§ **EXERCISE**
Retype the whole listing that follows so that it matches the original exactly.

↓

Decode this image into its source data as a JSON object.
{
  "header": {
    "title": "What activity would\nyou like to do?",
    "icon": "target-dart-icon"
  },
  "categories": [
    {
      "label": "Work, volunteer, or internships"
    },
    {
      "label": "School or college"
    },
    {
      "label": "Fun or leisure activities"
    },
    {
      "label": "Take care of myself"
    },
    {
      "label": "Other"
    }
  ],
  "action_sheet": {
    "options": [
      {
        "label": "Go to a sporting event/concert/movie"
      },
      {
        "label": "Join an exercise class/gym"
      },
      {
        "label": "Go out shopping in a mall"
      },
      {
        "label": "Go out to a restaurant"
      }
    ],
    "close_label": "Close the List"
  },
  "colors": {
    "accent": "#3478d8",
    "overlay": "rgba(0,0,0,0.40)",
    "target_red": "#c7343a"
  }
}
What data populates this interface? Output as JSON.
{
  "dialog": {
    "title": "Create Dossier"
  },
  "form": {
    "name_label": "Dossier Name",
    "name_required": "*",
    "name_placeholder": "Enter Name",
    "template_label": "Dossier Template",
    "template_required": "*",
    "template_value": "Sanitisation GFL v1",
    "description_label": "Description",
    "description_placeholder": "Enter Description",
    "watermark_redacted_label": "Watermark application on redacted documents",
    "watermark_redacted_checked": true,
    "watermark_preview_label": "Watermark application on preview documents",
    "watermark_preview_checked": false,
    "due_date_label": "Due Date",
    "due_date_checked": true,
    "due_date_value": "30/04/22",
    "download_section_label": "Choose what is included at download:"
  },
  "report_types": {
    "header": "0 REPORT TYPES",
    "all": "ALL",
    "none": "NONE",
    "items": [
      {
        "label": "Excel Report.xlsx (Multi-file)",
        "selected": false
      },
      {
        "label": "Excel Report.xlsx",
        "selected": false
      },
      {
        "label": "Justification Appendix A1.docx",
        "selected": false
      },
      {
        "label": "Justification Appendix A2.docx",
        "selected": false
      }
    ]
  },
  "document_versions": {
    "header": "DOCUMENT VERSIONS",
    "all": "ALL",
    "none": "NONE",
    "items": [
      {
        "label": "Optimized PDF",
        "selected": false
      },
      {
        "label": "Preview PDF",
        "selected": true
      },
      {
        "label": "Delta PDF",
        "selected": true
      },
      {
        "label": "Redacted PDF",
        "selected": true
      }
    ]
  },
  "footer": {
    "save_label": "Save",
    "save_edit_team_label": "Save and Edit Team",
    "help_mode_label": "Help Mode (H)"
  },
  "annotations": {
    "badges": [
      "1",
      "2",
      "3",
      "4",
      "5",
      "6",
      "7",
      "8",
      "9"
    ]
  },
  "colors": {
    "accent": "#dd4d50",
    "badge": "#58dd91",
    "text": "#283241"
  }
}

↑

§ **ANSWER TO THIS EXERCISE**
Decode this image into its source data as a JSON object.
{
  "header": {
    "title": "What activity would\nyou like to do?",
    "icon": "target-dart-icon"
  },
  "categories": [
    {
      "label": "Work, volunteer, or internships"
    },
    {
      "label": "School or college"
    },
    {
      "label": "Fun or leisure activities"
    },
    {
      "label": "Take care of myself"
    },
    {
      "label": "Other"
    }
  ],
  "action_sheet": {
    "options": [
      {
        "label": "Go to a sporting event/concert/movie"
      },
      {
        "label": "Join an exercise class/gym"
      },
      {
        "label": "Go out shopping in a mall"
      },
      {
        "label": "Go out to a restaurant"
      }
    ],
    "close_label": "Close the List"
  },
  "colors": {
    "accent": "#3478d8",
    "overlay": "rgba(0,0,0,0.40)",
    "target_red": "#c7343a"
  }
}
What data populates this interface? Output as JSON.
{
  "dialog": {
    "title": "Create Dossier"
  },
  "form": {
    "name_label": "Dossier Name",
    "name_required": "*",
    "name_placeholder": "Enter Name",
    "template_label": "Dossier Template",
    "template_required": "*",
    "template_value": "Sanitisation GFL v1",
    "description_label": "Description",
    "description_placeholder": "Enter Description",
    "watermark_redacted_label": "Watermark application on redacted documents",
    "watermark_redacted_checked": true,
    "watermark_preview_label": "Watermark application on preview documents",
    "watermark_preview_checked": false,
    "due_date_label": "Due Date",
    "due_date_checked": true,
    "due_date_value": "30/04/22",
    "download_section_label": "Choose what is included at download:"
  },
  "report_types": {
    "header": "0 REPORT TYPES",
    "all": "ALL",
    "none": "NONE",
    "items": [
      {
        "label": "Excel Report.xlsx (Multi-file)",
        "selected": false
      },
      {
        "label": "Excel Report.xlsx",
        "selected": false
      },
      {
        "label": "Justification Appendix A1.docx",
        "selected": false
      },
      {
        "label": "Justification Appendix A2.docx",
        "selected": false
      }
    ]
  },
  "document_versions": {
    "header": "DOCUMENT VERSIONS",
    "all": "ALL",
    "none": "NONE",
    "items": [
      {
        "label": "Optimized PDF",
        "selected": false
      },
      {
        "label": "Preview PDF",
        "selected": true
      },
      {
        "label": "Delta PDF",
        "selected": true
      },
      {
        "label": "Redacted PDF",
        "selected": true
      }
    ]
  },
  "footer": {
    "save_label": "Save",
    "save_edit_team_label": "Save and Edit Team",
    "help_mode_label": "Help Mode (H)"
  },
  "annotations": {
    "badges": [
      "1",
      "2",
      "3",
      "4",
      "5",
      "6",
      "7",
      "8",
      "9"
    ]
  },
  "colors": {
    "accent": "#dd4d50",
    "badge": "#58dd91",
    "text": "#283241"
  }
}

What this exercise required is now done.